■ About this task ■
Retype all of the records shown beneath this task, exactly as they stand.

■ Extracted material ■
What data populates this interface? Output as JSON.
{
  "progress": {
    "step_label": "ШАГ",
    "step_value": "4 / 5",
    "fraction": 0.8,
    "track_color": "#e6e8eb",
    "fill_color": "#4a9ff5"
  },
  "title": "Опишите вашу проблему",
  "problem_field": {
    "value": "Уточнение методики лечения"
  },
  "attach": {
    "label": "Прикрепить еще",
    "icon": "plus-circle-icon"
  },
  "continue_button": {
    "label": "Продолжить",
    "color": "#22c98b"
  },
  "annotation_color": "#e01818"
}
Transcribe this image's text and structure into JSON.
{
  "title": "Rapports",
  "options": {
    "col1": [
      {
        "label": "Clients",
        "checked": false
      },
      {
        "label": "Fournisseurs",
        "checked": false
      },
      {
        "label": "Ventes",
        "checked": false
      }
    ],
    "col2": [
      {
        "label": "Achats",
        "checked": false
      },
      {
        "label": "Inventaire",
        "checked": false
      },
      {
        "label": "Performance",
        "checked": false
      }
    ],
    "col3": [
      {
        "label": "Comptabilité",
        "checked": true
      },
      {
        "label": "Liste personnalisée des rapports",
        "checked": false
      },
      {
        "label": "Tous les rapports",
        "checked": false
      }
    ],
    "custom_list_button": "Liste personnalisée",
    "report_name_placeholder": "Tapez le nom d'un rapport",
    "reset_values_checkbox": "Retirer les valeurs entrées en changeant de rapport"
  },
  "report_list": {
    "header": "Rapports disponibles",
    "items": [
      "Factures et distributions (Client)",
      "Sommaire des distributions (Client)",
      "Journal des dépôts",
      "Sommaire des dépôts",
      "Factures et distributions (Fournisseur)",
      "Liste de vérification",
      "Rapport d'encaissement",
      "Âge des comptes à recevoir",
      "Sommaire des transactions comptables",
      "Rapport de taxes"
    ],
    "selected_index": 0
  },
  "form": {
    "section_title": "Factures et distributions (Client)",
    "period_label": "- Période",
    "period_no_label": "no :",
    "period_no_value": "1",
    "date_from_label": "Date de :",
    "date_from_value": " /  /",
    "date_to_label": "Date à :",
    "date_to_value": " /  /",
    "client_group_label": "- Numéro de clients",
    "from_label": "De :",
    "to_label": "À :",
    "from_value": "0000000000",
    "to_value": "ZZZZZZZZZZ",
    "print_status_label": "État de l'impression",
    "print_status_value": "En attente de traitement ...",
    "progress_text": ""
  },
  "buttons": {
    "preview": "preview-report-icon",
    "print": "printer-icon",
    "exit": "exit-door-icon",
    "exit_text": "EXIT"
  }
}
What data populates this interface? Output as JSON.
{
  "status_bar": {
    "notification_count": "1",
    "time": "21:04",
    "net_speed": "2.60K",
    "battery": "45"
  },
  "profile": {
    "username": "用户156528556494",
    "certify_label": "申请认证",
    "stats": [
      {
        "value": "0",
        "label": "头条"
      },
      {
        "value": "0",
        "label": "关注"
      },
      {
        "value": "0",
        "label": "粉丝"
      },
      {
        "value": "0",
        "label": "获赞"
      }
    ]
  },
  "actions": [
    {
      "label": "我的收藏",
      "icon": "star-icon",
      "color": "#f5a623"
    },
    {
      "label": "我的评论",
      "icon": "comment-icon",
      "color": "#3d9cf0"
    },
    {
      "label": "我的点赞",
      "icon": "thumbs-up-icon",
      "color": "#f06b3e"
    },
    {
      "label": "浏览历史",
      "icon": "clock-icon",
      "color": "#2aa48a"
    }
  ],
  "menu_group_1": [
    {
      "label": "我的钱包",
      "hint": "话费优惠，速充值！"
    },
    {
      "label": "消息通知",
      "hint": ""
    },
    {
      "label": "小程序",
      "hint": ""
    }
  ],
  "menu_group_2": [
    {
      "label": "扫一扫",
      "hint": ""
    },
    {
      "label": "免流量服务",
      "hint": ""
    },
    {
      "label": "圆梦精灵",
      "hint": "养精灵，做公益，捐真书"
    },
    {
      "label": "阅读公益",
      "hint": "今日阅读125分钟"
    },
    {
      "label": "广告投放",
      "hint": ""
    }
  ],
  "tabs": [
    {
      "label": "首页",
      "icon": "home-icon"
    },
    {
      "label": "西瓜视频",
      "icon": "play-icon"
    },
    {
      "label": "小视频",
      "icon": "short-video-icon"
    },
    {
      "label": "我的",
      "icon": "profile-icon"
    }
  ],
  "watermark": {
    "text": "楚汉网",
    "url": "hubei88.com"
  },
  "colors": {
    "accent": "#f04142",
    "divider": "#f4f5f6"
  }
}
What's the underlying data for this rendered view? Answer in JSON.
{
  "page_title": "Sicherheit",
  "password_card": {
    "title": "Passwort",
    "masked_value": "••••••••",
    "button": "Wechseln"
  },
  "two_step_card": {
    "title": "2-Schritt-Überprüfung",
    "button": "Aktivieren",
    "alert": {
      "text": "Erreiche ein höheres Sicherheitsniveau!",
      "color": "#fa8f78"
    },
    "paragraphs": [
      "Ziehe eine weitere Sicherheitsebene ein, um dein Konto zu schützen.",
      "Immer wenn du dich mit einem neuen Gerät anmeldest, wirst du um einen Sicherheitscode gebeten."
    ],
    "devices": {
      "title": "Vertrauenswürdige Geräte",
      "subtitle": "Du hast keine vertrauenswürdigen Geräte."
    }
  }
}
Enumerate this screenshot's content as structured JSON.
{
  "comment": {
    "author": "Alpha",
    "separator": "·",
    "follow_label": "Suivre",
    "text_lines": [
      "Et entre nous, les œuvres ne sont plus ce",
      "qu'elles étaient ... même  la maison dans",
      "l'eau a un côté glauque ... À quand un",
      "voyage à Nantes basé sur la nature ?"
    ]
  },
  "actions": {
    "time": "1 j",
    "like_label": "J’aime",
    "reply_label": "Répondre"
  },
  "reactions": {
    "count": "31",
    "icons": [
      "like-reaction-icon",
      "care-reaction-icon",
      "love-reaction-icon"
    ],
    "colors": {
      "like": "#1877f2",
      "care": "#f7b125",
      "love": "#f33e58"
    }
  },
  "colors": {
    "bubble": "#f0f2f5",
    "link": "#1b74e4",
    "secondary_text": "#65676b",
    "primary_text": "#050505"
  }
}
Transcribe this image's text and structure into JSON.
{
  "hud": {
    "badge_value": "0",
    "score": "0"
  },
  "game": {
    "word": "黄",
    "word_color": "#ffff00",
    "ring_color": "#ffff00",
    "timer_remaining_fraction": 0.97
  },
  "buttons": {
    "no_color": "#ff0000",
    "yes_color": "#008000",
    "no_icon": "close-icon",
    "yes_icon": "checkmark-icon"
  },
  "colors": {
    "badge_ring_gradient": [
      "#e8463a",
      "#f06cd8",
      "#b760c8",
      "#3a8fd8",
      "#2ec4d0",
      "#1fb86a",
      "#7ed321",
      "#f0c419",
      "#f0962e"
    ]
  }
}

■ Task output ■
What data populates this interface? Output as JSON.
{
  "progress": {
    "step_label": "ШАГ",
    "step_value": "4 / 5",
    "fraction": 0.8,
    "track_color": "#e6e8eb",
    "fill_color": "#4a9ff5"
  },
  "title": "Опишите вашу проблему",
  "problem_field": {
    "value": "Уточнение методики лечения"
  },
  "attach": {
    "label": "Прикрепить еще",
    "icon": "plus-circle-icon"
  },
  "continue_button": {
    "label": "Продолжить",
    "color": "#22c98b"
  },
  "annotation_color": "#e01818"
}
Transcribe this image's text and structure into JSON.
{
  "title": "Rapports",
  "options": {
    "col1": [
      {
        "label": "Clients",
        "checked": false
      },
      {
        "label": "Fournisseurs",
        "checked": false
      },
      {
        "label": "Ventes",
        "checked": false
      }
    ],
    "col2": [
      {
        "label": "Achats",
        "checked": false
      },
      {
        "label": "Inventaire",
        "checked": false
      },
      {
        "label": "Performance",
        "checked": false
      }
    ],
    "col3": [
      {
        "label": "Comptabilité",
        "checked": true
      },
      {
        "label": "Liste personnalisée des rapports",
        "checked": false
      },
      {
        "label": "Tous les rapports",
        "checked": false
      }
    ],
    "custom_list_button": "Liste personnalisée",
    "report_name_placeholder": "Tapez le nom d'un rapport",
    "reset_values_checkbox": "Retirer les valeurs entrées en changeant de rapport"
  },
  "report_list": {
    "header": "Rapports disponibles",
    "items": [
      "Factures et distributions (Client)",
      "Sommaire des distributions (Client)",
      "Journal des dépôts",
      "Sommaire des dépôts",
      "Factures et distributions (Fournisseur)",
      "Liste de vérification",
      "Rapport d'encaissement",
      "Âge des comptes à recevoir",
      "Sommaire des transactions comptables",
      "Rapport de taxes"
    ],
    "selected_index": 0
  },
  "form": {
    "section_title": "Factures et distributions (Client)",
    "period_label": "- Période",
    "period_no_label": "no :",
    "period_no_value": "1",
    "date_from_label": "Date de :",
    "date_from_value": " /  /",
    "date_to_label": "Date à :",
    "date_to_value": " /  /",
    "client_group_label": "- Numéro de clients",
    "from_label": "De :",
    "to_label": "À :",
    "from_value": "0000000000",
    "to_value": "ZZZZZZZZZZ",
    "print_status_label": "État de l'impression",
    "print_status_value": "En attente de traitement ...",
    "progress_text": ""
  },
  "buttons": {
    "preview": "preview-report-icon",
    "print": "printer-icon",
    "exit": "exit-door-icon",
    "exit_text": "EXIT"
  }
}
What data populates this interface? Output as JSON.
{
  "status_bar": {
    "notification_count": "1",
    "time": "21:04",
    "net_speed": "2.60K",
    "battery": "45"
  },
  "profile": {
    "username": "用户156528556494",
    "certify_label": "申请认证",
    "stats": [
      {
        "value": "0",
        "label": "头条"
      },
      {
        "value": "0",
        "label": "关注"
      },
      {
        "value": "0",
        "label": "粉丝"
      },
      {
        "value": "0",
        "label": "获赞"
      }
    ]
  },
  "actions": [
    {
      "label": "我的收藏",
      "icon": "star-icon",
      "color": "#f5a623"
    },
    {
      "label": "我的评论",
      "icon": "comment-icon",
      "color": "#3d9cf0"
    },
    {
      "label": "我的点赞",
      "icon": "thumbs-up-icon",
      "color": "#f06b3e"
    },
    {
      "label": "浏览历史",
      "icon": "clock-icon",
      "color": "#2aa48a"
    }
  ],
  "menu_group_1": [
    {
      "label": "我的钱包",
      "hint": "话费优惠，速充值！"
    },
    {
      "label": "消息通知",
      "hint": ""
    },
    {
      "label": "小程序",
      "hint": ""
    }
  ],
  "menu_group_2": [
    {
      "label": "扫一扫",
      "hint": ""
    },
    {
      "label": "免流量服务",
      "hint": ""
    },
    {
      "label": "圆梦精灵",
      "hint": "养精灵，做公益，捐真书"
    },
    {
      "label": "阅读公益",
      "hint": "今日阅读125分钟"
    },
    {
      "label": "广告投放",
      "hint": ""
    }
  ],
  "tabs": [
    {
      "label": "首页",
      "icon": "home-icon"
    },
    {
      "label": "西瓜视频",
      "icon": "play-icon"
    },
    {
      "label": "小视频",
      "icon": "short-video-icon"
    },
    {
      "label": "我的",
      "icon": "profile-icon"
    }
  ],
  "watermark": {
    "text": "楚汉网",
    "url": "hubei88.com"
  },
  "colors": {
    "accent": "#f04142",
    "divider": "#f4f5f6"
  }
}
What's the underlying data for this rendered view? Answer in JSON.
{
  "page_title": "Sicherheit",
  "password_card": {
    "title": "Passwort",
    "masked_value": "••••••••",
    "button": "Wechseln"
  },
  "two_step_card": {
    "title": "2-Schritt-Überprüfung",
    "button": "Aktivieren",
    "alert": {
      "text": "Erreiche ein höheres Sicherheitsniveau!",
      "color": "#fa8f78"
    },
    "paragraphs": [
      "Ziehe eine weitere Sicherheitsebene ein, um dein Konto zu schützen.",
      "Immer wenn du dich mit einem neuen Gerät anmeldest, wirst du um einen Sicherheitscode gebeten."
    ],
    "devices": {
      "title": "Vertrauenswürdige Geräte",
      "subtitle": "Du hast keine vertrauenswürdigen Geräte."
    }
  }
}
Enumerate this screenshot's content as structured JSON.
{
  "comment": {
    "author": "Alpha",
    "separator": "·",
    "follow_label": "Suivre",
    "text_lines": [
      "Et entre nous, les œuvres ne sont plus ce",
      "qu'elles étaient ... même  la maison dans",
      "l'eau a un côté glauque ... À quand un",
      "voyage à Nantes basé sur la nature ?"
    ]
  },
  "actions": {
    "time": "1 j",
    "like_label": "J’aime",
    "reply_label": "Répondre"
  },
  "reactions": {
    "count": "31",
    "icons": [
      "like-reaction-icon",
      "care-reaction-icon",
      "love-reaction-icon"
    ],
    "colors": {
      "like": "#1877f2",
      "care": "#f7b125",
      "love": "#f33e58"
    }
  },
  "colors": {
    "bubble": "#f0f2f5",
    "link": "#1b74e4",
    "secondary_text": "#65676b",
    "primary_text": "#050505"
  }
}
Transcribe this image's text and structure into JSON.
{
  "hud": {
    "badge_value": "0",
    "score": "0"
  },
  "game": {
    "word": "黄",
    "word_color": "#ffff00",
    "ring_color": "#ffff00",
    "timer_remaining_fraction": 0.97
  },
  "buttons": {
    "no_color": "#ff0000",
    "yes_color": "#008000",
    "no_icon": "close-icon",
    "yes_icon": "checkmark-icon"
  },
  "colors": {
    "badge_ring_gradient": [
      "#e8463a",
      "#f06cd8",
      "#b760c8",
      "#3a8fd8",
      "#2ec4d0",
      "#1fb86a",
      "#7ed321",
      "#f0c419",
      "#f0962e"
    ]
  }
}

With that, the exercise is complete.